> _Items from an interface collection_
━━━━━━━━━━━━━━━━━━━━━━━━━━━━━━
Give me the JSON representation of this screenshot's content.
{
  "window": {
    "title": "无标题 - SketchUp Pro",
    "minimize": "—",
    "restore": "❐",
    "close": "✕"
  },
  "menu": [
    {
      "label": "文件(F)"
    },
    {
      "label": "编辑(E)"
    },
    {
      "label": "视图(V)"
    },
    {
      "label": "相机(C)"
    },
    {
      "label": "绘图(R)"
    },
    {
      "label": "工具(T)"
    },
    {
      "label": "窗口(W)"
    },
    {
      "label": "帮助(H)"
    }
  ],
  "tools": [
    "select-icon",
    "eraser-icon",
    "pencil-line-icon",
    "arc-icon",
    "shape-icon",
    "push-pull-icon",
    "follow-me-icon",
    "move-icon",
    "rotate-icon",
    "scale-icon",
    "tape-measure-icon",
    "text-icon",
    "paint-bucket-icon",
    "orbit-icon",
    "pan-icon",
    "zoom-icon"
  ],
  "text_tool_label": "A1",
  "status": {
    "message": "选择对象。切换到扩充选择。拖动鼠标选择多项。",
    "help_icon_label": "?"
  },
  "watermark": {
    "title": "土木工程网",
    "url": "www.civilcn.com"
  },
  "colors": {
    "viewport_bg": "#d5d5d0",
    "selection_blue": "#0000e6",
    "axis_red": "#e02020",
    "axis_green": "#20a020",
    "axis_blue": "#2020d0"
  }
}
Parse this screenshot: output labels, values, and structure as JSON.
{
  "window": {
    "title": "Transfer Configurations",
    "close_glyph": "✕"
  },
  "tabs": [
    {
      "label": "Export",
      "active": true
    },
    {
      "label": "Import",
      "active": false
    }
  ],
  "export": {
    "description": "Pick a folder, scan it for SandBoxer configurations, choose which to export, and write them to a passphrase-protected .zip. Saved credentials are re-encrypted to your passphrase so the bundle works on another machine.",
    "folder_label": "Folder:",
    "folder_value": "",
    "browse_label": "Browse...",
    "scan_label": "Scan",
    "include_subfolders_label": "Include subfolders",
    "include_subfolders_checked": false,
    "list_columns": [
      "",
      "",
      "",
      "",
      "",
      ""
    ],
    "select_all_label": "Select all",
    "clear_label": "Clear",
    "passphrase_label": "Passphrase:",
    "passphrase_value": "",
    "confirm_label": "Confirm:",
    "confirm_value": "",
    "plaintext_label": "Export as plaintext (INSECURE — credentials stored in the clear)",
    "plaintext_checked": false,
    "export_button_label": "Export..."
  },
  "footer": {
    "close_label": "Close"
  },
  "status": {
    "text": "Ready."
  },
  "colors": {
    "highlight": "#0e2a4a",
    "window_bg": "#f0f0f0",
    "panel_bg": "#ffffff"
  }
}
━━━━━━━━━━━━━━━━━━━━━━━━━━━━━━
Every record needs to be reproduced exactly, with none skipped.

Give me the JSON representation of this screenshot's content.
{
  "window": {
    "title": "无标题 - SketchUp Pro",
    "minimize": "—",
    "restore": "❐",
    "close": "✕"
  },
  "menu": [
    {
      "label": "文件(F)"
    },
    {
      "label": "编辑(E)"
    },
    {
      "label": "视图(V)"
    },
    {
      "label": "相机(C)"
    },
    {
      "label": "绘图(R)"
    },
    {
      "label": "工具(T)"
    },
    {
      "label": "窗口(W)"
    },
    {
      "label": "帮助(H)"
    }
  ],
  "tools": [
    "select-icon",
    "eraser-icon",
    "pencil-line-icon",
    "arc-icon",
    "shape-icon",
    "push-pull-icon",
    "follow-me-icon",
    "move-icon",
    "rotate-icon",
    "scale-icon",
    "tape-measure-icon",
    "text-icon",
    "paint-bucket-icon",
    "orbit-icon",
    "pan-icon",
    "zoom-icon"
  ],
  "text_tool_label": "A1",
  "status": {
    "message": "选择对象。切换到扩充选择。拖动鼠标选择多项。",
    "help_icon_label": "?"
  },
  "watermark": {
    "title": "土木工程网",
    "url": "www.civilcn.com"
  },
  "colors": {
    "viewport_bg": "#d5d5d0",
    "selection_blue": "#0000e6",
    "axis_red": "#e02020",
    "axis_green": "#20a020",
    "axis_blue": "#2020d0"
  }
}
Parse this screenshot: output labels, values, and structure as JSON.
{
  "window": {
    "title": "Transfer Configurations",
    "close_glyph": "✕"
  },
  "tabs": [
    {
      "label": "Export",
      "active": true
    },
    {
      "label": "Import",
      "active": false
    }
  ],
  "export": {
    "description": "Pick a folder, scan it for SandBoxer configurations, choose which to export, and write them to a passphrase-protected .zip. Saved credentials are re-encrypted to your passphrase so the bundle works on another machine.",
    "folder_label": "Folder:",
    "folder_value": "",
    "browse_label": "Browse...",
    "scan_label": "Scan",
    "include_subfolders_label": "Include subfolders",
    "include_subfolders_checked": false,
    "list_columns": [
      "",
      "",
      "",
      "",
      "",
      ""
    ],
    "select_all_label": "Select all",
    "clear_label": "Clear",
    "passphrase_label": "Passphrase:",
    "passphrase_value": "",
    "confirm_label": "Confirm:",
    "confirm_value": "",
    "plaintext_label": "Export as plaintext (INSECURE — credentials stored in the clear)",
    "plaintext_checked": false,
    "export_button_label": "Export..."
  },
  "footer": {
    "close_label": "Close"
  },
  "status": {
    "text": "Ready."
  },
  "colors": {
    "highlight": "#0e2a4a",
    "window_bg": "#f0f0f0",
    "panel_bg": "#ffffff"
  }
}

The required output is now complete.